┌──

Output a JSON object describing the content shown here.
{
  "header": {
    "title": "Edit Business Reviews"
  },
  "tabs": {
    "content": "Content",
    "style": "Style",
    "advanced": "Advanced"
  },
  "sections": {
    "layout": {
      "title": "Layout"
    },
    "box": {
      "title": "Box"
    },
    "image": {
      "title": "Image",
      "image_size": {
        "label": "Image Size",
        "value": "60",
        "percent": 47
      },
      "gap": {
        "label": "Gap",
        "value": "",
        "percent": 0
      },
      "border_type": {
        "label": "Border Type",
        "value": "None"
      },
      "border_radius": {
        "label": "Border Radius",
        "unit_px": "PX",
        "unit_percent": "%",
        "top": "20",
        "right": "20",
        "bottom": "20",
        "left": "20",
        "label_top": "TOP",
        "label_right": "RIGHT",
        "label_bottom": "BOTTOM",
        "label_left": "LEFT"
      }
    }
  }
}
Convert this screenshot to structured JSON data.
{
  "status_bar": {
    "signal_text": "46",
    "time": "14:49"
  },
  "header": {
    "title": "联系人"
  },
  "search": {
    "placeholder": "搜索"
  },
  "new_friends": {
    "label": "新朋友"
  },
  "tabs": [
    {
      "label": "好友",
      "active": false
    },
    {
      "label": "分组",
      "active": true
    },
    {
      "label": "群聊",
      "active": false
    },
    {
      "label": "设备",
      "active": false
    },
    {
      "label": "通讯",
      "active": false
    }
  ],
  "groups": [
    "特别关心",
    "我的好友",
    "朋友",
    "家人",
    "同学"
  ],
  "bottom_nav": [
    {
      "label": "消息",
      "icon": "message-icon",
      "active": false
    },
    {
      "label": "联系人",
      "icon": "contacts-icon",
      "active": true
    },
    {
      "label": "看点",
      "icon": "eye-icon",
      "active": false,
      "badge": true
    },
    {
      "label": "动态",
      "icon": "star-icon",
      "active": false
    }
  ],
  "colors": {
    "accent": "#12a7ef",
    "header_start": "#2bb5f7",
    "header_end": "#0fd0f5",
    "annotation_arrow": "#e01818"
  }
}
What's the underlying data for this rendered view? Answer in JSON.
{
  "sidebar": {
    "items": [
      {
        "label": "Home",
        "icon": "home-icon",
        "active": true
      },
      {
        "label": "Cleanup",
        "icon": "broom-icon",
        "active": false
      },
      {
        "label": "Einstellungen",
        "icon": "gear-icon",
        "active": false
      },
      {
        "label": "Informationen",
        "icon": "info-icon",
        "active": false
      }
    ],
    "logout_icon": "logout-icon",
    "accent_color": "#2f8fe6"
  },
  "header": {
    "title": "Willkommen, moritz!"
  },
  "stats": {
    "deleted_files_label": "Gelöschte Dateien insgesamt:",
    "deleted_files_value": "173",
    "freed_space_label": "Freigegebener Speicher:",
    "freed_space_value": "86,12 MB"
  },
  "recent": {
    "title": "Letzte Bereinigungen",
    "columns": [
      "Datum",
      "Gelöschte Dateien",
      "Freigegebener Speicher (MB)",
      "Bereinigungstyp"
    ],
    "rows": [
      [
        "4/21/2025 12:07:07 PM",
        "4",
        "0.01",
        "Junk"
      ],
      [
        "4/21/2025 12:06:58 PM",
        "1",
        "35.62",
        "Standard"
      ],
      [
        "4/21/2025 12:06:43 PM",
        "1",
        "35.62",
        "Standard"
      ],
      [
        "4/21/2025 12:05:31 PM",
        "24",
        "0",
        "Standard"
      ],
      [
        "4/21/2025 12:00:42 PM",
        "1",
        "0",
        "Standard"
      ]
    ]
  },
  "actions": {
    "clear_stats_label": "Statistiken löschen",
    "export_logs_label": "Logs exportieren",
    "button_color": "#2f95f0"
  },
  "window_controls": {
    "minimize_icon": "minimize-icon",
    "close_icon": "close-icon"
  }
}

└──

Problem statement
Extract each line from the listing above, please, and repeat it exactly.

Expected output
Output a JSON object describing the content shown here.
{
  "header": {
    "title": "Edit Business Reviews"
  },
  "tabs": {
    "content": "Content",
    "style": "Style",
    "advanced": "Advanced"
  },
  "sections": {
    "layout": {
      "title": "Layout"
    },
    "box": {
      "title": "Box"
    },
    "image": {
      "title": "Image",
      "image_size": {
        "label": "Image Size",
        "value": "60",
        "percent": 47
      },
      "gap": {
        "label": "Gap",
        "value": "",
        "percent": 0
      },
      "border_type": {
        "label": "Border Type",
        "value": "None"
      },
      "border_radius": {
        "label": "Border Radius",
        "unit_px": "PX",
        "unit_percent": "%",
        "top": "20",
        "right": "20",
        "bottom": "20",
        "left": "20",
        "label_top": "TOP",
        "label_right": "RIGHT",
        "label_bottom": "BOTTOM",
        "label_left": "LEFT"
      }
    }
  }
}
Convert this screenshot to structured JSON data.
{
  "status_bar": {
    "signal_text": "46",
    "time": "14:49"
  },
  "header": {
    "title": "联系人"
  },
  "search": {
    "placeholder": "搜索"
  },
  "new_friends": {
    "label": "新朋友"
  },
  "tabs": [
    {
      "label": "好友",
      "active": false
    },
    {
      "label": "分组",
      "active": true
    },
    {
      "label": "群聊",
      "active": false
    },
    {
      "label": "设备",
      "active": false
    },
    {
      "label": "通讯",
      "active": false
    }
  ],
  "groups": [
    "特别关心",
    "我的好友",
    "朋友",
    "家人",
    "同学"
  ],
  "bottom_nav": [
    {
      "label": "消息",
      "icon": "message-icon",
      "active": false
    },
    {
      "label": "联系人",
      "icon": "contacts-icon",
      "active": true
    },
    {
      "label": "看点",
      "icon": "eye-icon",
      "active": false,
      "badge": true
    },
    {
      "label": "动态",
      "icon": "star-icon",
      "active": false
    }
  ],
  "colors": {
    "accent": "#12a7ef",
    "header_start": "#2bb5f7",
    "header_end": "#0fd0f5",
    "annotation_arrow": "#e01818"
  }
}
What's the underlying data for this rendered view? Answer in JSON.
{
  "sidebar": {
    "items": [
      {
        "label": "Home",
        "icon": "home-icon",
        "active": true
      },
      {
        "label": "Cleanup",
        "icon": "broom-icon",
        "active": false
      },
      {
        "label": "Einstellungen",
        "icon": "gear-icon",
        "active": false
      },
      {
        "label": "Informationen",
        "icon": "info-icon",
        "active": false
      }
    ],
    "logout_icon": "logout-icon",
    "accent_color": "#2f8fe6"
  },
  "header": {
    "title": "Willkommen, moritz!"
  },
  "stats": {
    "deleted_files_label": "Gelöschte Dateien insgesamt:",
    "deleted_files_value": "173",
    "freed_space_label": "Freigegebener Speicher:",
    "freed_space_value": "86,12 MB"
  },
  "recent": {
    "title": "Letzte Bereinigungen",
    "columns": [
      "Datum",
      "Gelöschte Dateien",
      "Freigegebener Speicher (MB)",
      "Bereinigungstyp"
    ],
    "rows": [
      [
        "4/21/2025 12:07:07 PM",
        "4",
        "0.01",
        "Junk"
      ],
      [
        "4/21/2025 12:06:58 PM",
        "1",
        "35.62",
        "Standard"
      ],
      [
        "4/21/2025 12:06:43 PM",
        "1",
        "35.62",
        "Standard"
      ],
      [
        "4/21/2025 12:05:31 PM",
        "24",
        "0",
        "Standard"
      ],
      [
        "4/21/2025 12:00:42 PM",
        "1",
        "0",
        "Standard"
      ]
    ]
  },
  "actions": {
    "clear_stats_label": "Statistiken löschen",
    "export_logs_label": "Logs exportieren",
    "button_color": "#2f95f0"
  },
  "window_controls": {
    "minimize_icon": "minimize-icon",
    "close_icon": "close-icon"
  }
}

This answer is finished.